4 – Taung Child, South Africa, 2.5 mio yrs, Australopithecus Africanus
5 – Koobi Fora, Kenya, 2.1 mio yrs, Homo habilis
5 – Nariokotome, Kenya, 1.5 mio yrs, Homo habilis
6 – Saldanha, South Africa, 500,000 to 200,000 yrs, archaicHomo sapiens
7 – Casablanca, 500,000 yrs, Homo erectus
8 – Kabwe (Broken Hill), Zambia, 300,000 to 150,000 yrs,Homo erectus
9 – Kibish, Ethiopia, 200,000 yrs, early archaic Homo sapiens
10 – Tighenif, Algeria, 200,000 yrs, Homo erectus
11 – Jebel Irhoud, Morocco, 160,000 yrs, early archaic Homo sapiens
12 – Klasies River, South Africa, 120,000 to 80,000 yrs, Homo sapiens

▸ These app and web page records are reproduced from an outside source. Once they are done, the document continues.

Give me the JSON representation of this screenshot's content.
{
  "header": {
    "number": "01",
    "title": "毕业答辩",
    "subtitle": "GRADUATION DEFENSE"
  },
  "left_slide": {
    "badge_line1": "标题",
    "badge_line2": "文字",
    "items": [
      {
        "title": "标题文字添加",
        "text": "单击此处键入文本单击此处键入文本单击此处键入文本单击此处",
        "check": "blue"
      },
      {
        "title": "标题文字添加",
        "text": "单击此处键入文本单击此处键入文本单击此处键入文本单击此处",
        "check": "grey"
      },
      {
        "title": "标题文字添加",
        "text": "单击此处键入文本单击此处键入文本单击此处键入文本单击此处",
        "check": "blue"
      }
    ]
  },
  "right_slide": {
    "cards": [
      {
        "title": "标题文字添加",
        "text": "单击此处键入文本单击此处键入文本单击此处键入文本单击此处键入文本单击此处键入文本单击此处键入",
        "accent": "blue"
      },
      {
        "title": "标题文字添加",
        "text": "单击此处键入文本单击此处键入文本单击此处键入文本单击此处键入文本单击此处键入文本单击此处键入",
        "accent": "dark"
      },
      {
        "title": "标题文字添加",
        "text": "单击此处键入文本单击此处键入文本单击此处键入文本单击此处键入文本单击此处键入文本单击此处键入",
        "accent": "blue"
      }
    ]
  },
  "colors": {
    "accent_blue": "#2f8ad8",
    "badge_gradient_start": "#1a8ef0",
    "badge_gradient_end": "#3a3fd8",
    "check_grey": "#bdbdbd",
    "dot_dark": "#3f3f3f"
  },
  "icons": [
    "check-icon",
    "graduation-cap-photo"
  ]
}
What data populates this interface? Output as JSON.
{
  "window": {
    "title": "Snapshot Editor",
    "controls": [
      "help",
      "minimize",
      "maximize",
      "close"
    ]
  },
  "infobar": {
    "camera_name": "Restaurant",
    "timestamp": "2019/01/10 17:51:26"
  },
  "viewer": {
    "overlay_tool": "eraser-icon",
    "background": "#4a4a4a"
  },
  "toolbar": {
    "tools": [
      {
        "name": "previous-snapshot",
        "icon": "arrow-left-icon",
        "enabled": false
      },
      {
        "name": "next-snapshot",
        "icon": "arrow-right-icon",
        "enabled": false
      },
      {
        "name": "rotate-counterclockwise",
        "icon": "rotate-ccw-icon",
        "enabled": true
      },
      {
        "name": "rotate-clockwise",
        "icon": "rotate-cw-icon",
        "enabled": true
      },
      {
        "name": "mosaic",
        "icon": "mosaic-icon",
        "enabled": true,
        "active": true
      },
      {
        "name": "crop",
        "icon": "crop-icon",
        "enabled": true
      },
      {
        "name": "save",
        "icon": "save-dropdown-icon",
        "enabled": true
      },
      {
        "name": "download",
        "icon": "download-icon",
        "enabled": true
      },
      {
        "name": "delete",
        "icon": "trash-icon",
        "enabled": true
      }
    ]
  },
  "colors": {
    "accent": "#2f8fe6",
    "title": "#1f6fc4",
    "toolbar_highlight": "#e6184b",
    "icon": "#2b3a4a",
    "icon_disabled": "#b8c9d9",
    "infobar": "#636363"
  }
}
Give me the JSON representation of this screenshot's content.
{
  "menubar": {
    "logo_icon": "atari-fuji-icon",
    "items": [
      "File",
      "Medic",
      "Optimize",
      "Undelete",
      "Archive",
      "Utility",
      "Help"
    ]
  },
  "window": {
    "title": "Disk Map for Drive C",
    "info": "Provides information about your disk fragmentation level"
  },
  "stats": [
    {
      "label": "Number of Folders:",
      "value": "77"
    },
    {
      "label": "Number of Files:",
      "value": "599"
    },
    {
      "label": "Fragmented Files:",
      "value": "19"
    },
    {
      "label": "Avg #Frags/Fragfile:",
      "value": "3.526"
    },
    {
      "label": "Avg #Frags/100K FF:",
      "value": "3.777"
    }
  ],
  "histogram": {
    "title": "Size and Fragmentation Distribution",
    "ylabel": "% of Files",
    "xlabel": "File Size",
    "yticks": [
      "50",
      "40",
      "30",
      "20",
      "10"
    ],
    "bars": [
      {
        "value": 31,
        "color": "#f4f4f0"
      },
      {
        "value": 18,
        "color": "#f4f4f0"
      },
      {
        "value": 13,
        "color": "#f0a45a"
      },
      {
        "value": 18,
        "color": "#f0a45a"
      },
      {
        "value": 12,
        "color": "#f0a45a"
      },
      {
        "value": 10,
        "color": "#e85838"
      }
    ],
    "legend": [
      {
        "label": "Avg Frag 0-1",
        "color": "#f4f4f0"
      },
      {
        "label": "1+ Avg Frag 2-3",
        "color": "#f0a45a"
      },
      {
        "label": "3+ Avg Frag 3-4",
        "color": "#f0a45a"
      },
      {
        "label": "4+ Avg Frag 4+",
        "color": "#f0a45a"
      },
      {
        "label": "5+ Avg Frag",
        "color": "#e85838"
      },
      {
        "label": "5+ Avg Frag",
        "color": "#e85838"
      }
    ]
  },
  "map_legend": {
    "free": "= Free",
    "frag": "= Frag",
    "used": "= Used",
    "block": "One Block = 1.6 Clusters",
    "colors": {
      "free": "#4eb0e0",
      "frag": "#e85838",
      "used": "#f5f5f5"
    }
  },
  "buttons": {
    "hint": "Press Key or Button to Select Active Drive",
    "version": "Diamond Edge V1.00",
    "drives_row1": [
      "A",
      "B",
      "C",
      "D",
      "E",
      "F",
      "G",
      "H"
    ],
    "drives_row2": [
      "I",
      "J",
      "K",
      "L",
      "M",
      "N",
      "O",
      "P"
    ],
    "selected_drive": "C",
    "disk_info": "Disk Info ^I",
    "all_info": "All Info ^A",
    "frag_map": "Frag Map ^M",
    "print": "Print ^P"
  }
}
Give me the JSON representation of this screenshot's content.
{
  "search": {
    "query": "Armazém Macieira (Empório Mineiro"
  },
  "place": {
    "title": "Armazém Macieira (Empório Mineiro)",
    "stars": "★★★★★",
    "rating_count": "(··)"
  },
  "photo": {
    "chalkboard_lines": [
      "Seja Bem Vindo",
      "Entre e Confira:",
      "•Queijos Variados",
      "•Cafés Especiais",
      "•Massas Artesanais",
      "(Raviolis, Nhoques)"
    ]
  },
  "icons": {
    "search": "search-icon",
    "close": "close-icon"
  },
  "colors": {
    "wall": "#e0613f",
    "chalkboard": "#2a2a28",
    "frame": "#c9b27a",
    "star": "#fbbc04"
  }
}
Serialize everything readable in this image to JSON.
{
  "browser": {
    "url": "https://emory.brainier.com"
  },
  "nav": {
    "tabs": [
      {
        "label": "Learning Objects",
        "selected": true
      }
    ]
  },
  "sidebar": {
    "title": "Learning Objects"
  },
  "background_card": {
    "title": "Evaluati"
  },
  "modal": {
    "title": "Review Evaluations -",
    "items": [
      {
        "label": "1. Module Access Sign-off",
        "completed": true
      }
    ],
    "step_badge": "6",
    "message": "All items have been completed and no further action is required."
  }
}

13 – Sibudu, South Africa, 75,000 to 65,000 yrs, Homo sapiens
14 – De Kelders, South Africa, 1,600 years ago, Homo sapiens
1 – Atapuerca, Spain 800,000 years, Homo erectus (antecessor)†
2 – Mauer, Germany, 500,000 yrs, Homo heidelbergensis†
2 – Bilzingsleben, Germany, 500,000-300,000 yrs, Homo erectus†
– Arago, Spain, 400,000 yrs, Homo heidelbergensis
– Petralona, Greece, 350,000 to 160,000 yrs, Homo erectusor sapiens
– Steinheim, Germany, 250,000 yrs,early Homo neanderthalensis (?)
– Swanscombe, Great Britain, 250,000 yrs, Homo erectus
– Neanderthal, Germany, 250,000-30,000 yrs, Homo neanderthalensis
– Saccopastore, Italy, 130,000-115,000 yrs, Homo neanderthalensis
– Montmaurin, France, 200,000-135,000 yrs, Homo neanderthalensis
– Krapina, Croatia, 145,000 to 115,000 yrs, Homo neanderthalensis
– La Ferrassie, France, 70,000 yrs, Homo neanderthalensis
– Monte Circeo, Italy, 50,000 years, Homo neanderthalensis
– Cro Magnon, France, 35,000 to 10,000 yrs, Homo sapiens
– Gibraltar, 24,000 years, Homo neanderthalensis
The gaps in our knowledge are much larger than the body of evidence that has been accumulated and evaluated during the past 200 years. Answers to the countless open questions that the discovery of – to give just one major example – the early Chinese and Indonesian species raise can only come from new evidence.